§ Problem statement
Give back the material that follows, identical in every line.

*** Opening Provided information ***

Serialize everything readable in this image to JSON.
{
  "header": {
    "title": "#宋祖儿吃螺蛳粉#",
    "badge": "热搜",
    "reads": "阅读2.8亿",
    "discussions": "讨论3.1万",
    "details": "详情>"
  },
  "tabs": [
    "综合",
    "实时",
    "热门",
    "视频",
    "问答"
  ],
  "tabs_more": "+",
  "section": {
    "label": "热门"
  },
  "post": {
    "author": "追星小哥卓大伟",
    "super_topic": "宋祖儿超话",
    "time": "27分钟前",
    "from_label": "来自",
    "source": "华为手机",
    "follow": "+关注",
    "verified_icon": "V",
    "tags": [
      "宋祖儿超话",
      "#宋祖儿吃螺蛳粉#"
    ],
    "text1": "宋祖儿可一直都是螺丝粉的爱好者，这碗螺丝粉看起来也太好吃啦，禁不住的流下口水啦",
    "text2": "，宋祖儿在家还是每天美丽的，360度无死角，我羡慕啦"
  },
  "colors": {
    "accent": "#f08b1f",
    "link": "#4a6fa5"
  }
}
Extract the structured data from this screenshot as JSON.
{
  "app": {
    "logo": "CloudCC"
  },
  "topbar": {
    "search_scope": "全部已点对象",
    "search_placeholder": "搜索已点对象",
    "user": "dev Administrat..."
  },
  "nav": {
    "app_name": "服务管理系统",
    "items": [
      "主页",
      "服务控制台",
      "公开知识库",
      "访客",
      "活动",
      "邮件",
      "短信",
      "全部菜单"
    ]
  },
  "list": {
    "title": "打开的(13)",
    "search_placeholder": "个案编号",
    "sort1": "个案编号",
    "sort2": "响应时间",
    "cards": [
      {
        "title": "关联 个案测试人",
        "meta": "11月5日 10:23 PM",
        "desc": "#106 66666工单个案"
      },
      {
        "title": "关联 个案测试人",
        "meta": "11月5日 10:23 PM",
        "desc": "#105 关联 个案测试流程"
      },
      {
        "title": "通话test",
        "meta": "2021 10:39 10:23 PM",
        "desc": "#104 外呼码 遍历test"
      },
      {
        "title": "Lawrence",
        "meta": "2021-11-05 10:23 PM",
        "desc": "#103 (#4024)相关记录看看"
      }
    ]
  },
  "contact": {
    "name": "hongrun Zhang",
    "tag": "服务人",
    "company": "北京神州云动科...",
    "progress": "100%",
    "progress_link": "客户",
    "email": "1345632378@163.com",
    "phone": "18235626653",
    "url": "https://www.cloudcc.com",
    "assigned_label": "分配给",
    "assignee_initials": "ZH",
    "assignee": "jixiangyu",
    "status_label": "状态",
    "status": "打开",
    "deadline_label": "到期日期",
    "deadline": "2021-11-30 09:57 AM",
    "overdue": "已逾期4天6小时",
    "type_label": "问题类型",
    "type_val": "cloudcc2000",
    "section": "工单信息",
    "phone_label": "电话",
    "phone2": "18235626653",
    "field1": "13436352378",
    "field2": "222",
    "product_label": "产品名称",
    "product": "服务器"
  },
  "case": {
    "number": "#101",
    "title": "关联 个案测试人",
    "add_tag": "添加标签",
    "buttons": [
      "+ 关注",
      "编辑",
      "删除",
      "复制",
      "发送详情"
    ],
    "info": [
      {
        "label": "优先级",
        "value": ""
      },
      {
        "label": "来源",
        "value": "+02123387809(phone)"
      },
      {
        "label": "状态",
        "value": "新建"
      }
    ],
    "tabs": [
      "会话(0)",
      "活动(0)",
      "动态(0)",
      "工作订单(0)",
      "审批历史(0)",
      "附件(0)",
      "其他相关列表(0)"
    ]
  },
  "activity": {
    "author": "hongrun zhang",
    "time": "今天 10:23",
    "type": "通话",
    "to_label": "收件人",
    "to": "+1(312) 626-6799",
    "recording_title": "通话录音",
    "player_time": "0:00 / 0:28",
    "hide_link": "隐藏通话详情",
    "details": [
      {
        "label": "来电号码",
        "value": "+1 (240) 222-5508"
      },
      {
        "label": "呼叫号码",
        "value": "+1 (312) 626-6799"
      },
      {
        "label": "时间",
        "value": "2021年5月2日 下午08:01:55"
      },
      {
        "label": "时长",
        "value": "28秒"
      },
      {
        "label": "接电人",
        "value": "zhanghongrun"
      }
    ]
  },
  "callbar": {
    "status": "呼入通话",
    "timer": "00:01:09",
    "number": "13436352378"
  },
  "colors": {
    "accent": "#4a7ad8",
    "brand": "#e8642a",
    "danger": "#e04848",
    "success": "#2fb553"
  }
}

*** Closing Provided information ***

§ Response
Serialize everything readable in this image to JSON.
{
  "header": {
    "title": "#宋祖儿吃螺蛳粉#",
    "badge": "热搜",
    "reads": "阅读2.8亿",
    "discussions": "讨论3.1万",
    "details": "详情>"
  },
  "tabs": [
    "综合",
    "实时",
    "热门",
    "视频",
    "问答"
  ],
  "tabs_more": "+",
  "section": {
    "label": "热门"
  },
  "post": {
    "author": "追星小哥卓大伟",
    "super_topic": "宋祖儿超话",
    "time": "27分钟前",
    "from_label": "来自",
    "source": "华为手机",
    "follow": "+关注",
    "verified_icon": "V",
    "tags": [
      "宋祖儿超话",
      "#宋祖儿吃螺蛳粉#"
    ],
    "text1": "宋祖儿可一直都是螺丝粉的爱好者，这碗螺丝粉看起来也太好吃啦，禁不住的流下口水啦",
    "text2": "，宋祖儿在家还是每天美丽的，360度无死角，我羡慕啦"
  },
  "colors": {
    "accent": "#f08b1f",
    "link": "#4a6fa5"
  }
}
Extract the structured data from this screenshot as JSON.
{
  "app": {
    "logo": "CloudCC"
  },
  "topbar": {
    "search_scope": "全部已点对象",
    "search_placeholder": "搜索已点对象",
    "user": "dev Administrat..."
  },
  "nav": {
    "app_name": "服务管理系统",
    "items": [
      "主页",
      "服务控制台",
      "公开知识库",
      "访客",
      "活动",
      "邮件",
      "短信",
      "全部菜单"
    ]
  },
  "list": {
    "title": "打开的(13)",
    "search_placeholder": "个案编号",
    "sort1": "个案编号",
    "sort2": "响应时间",
    "cards": [
      {
        "title": "关联 个案测试人",
        "meta": "11月5日 10:23 PM",
        "desc": "#106 66666工单个案"
      },
      {
        "title": "关联 个案测试人",
        "meta": "11月5日 10:23 PM",
        "desc": "#105 关联 个案测试流程"
      },
      {
        "title": "通话test",
        "meta": "2021 10:39 10:23 PM",
        "desc": "#104 外呼码 遍历test"
      },
      {
        "title": "Lawrence",
        "meta": "2021-11-05 10:23 PM",
        "desc": "#103 (#4024)相关记录看看"
      }
    ]
  },
  "contact": {
    "name": "hongrun Zhang",
    "tag": "服务人",
    "company": "北京神州云动科...",
    "progress": "100%",
    "progress_link": "客户",
    "email": "1345632378@163.com",
    "phone": "18235626653",
    "url": "https://www.cloudcc.com",
    "assigned_label": "分配给",
    "assignee_initials": "ZH",
    "assignee": "jixiangyu",
    "status_label": "状态",
    "status": "打开",
    "deadline_label": "到期日期",
    "deadline": "2021-11-30 09:57 AM",
    "overdue": "已逾期4天6小时",
    "type_label": "问题类型",
    "type_val": "cloudcc2000",
    "section": "工单信息",
    "phone_label": "电话",
    "phone2": "18235626653",
    "field1": "13436352378",
    "field2": "222",
    "product_label": "产品名称",
    "product": "服务器"
  },
  "case": {
    "number": "#101",
    "title": "关联 个案测试人",
    "add_tag": "添加标签",
    "buttons": [
      "+ 关注",
      "编辑",
      "删除",
      "复制",
      "发送详情"
    ],
    "info": [
      {
        "label": "优先级",
        "value": ""
      },
      {
        "label": "来源",
        "value": "+02123387809(phone)"
      },
      {
        "label": "状态",
        "value": "新建"
      }
    ],
    "tabs": [
      "会话(0)",
      "活动(0)",
      "动态(0)",
      "工作订单(0)",
      "审批历史(0)",
      "附件(0)",
      "其他相关列表(0)"
    ]
  },
  "activity": {
    "author": "hongrun zhang",
    "time": "今天 10:23",
    "type": "通话",
    "to_label": "收件人",
    "to": "+1(312) 626-6799",
    "recording_title": "通话录音",
    "player_time": "0:00 / 0:28",
    "hide_link": "隐藏通话详情",
    "details": [
      {
        "label": "来电号码",
        "value": "+1 (240) 222-5508"
      },
      {
        "label": "呼叫号码",
        "value": "+1 (312) 626-6799"
      },
      {
        "label": "时间",
        "value": "2021年5月2日 下午08:01:55"
      },
      {
        "label": "时长",
        "value": "28秒"
      },
      {
        "label": "接电人",
        "value": "zhanghongrun"
      }
    ]
  },
  "callbar": {
    "status": "呼入通话",
    "timer": "00:01:09",
    "number": "13436352378"
  },
  "colors": {
    "accent": "#4a7ad8",
    "brand": "#e8642a",
    "danger": "#e04848",
    "success": "#2fb553"
  }
}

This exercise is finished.